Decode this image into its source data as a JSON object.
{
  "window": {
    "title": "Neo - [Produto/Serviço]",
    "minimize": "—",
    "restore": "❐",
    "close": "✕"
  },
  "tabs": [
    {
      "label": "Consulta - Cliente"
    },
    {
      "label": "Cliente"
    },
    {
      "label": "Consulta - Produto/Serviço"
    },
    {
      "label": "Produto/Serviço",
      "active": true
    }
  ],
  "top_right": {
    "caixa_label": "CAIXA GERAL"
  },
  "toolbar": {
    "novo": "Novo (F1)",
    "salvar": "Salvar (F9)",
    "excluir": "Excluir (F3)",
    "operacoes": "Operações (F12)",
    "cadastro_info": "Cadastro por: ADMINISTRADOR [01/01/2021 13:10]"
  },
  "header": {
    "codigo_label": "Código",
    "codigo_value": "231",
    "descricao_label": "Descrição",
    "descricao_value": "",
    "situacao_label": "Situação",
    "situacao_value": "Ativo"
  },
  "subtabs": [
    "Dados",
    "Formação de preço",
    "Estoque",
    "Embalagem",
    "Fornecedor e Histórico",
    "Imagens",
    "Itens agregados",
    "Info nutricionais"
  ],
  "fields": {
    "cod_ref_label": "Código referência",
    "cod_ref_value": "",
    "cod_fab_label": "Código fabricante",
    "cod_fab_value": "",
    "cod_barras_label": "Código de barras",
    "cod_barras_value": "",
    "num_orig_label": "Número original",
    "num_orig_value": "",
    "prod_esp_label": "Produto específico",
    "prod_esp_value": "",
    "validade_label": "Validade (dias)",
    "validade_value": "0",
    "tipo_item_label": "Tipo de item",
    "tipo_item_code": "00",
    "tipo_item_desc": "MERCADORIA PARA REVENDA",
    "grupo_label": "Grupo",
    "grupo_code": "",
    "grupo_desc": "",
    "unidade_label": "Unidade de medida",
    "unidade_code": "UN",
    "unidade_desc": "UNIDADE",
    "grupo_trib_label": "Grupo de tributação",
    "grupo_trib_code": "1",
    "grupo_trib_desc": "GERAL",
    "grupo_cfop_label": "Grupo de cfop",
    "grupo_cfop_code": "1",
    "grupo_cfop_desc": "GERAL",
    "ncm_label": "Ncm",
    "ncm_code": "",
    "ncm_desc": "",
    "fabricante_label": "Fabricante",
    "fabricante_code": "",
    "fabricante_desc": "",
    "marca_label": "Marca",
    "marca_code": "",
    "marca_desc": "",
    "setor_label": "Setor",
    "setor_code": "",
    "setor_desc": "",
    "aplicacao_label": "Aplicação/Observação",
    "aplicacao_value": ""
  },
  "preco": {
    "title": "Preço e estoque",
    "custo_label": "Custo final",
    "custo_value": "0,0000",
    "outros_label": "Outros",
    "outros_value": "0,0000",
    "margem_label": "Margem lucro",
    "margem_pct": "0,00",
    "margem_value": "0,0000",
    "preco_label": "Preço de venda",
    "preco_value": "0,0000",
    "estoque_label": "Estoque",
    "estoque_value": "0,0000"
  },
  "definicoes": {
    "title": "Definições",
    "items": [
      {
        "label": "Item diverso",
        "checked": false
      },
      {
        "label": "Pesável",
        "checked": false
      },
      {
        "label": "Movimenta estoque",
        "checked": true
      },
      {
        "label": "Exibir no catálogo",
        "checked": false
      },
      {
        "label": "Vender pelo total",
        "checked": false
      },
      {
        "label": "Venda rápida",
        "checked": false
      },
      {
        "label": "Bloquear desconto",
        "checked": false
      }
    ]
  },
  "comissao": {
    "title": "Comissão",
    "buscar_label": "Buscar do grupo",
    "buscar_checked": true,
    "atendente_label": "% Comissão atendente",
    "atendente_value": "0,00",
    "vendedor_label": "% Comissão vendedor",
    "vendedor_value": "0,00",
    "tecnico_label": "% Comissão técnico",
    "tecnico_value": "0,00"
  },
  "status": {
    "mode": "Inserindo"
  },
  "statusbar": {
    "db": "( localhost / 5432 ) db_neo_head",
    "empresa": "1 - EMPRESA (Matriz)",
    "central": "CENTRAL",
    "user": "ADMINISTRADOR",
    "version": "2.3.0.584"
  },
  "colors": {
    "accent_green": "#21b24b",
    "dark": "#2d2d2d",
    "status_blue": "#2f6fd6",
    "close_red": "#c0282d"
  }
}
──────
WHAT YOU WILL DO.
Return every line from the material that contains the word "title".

TASK RESULT.
    "title": "Neo - [Produto/Serviço]",
    "title": "Preço e estoque",
    "title": "Definições",
    "title": "Comissão",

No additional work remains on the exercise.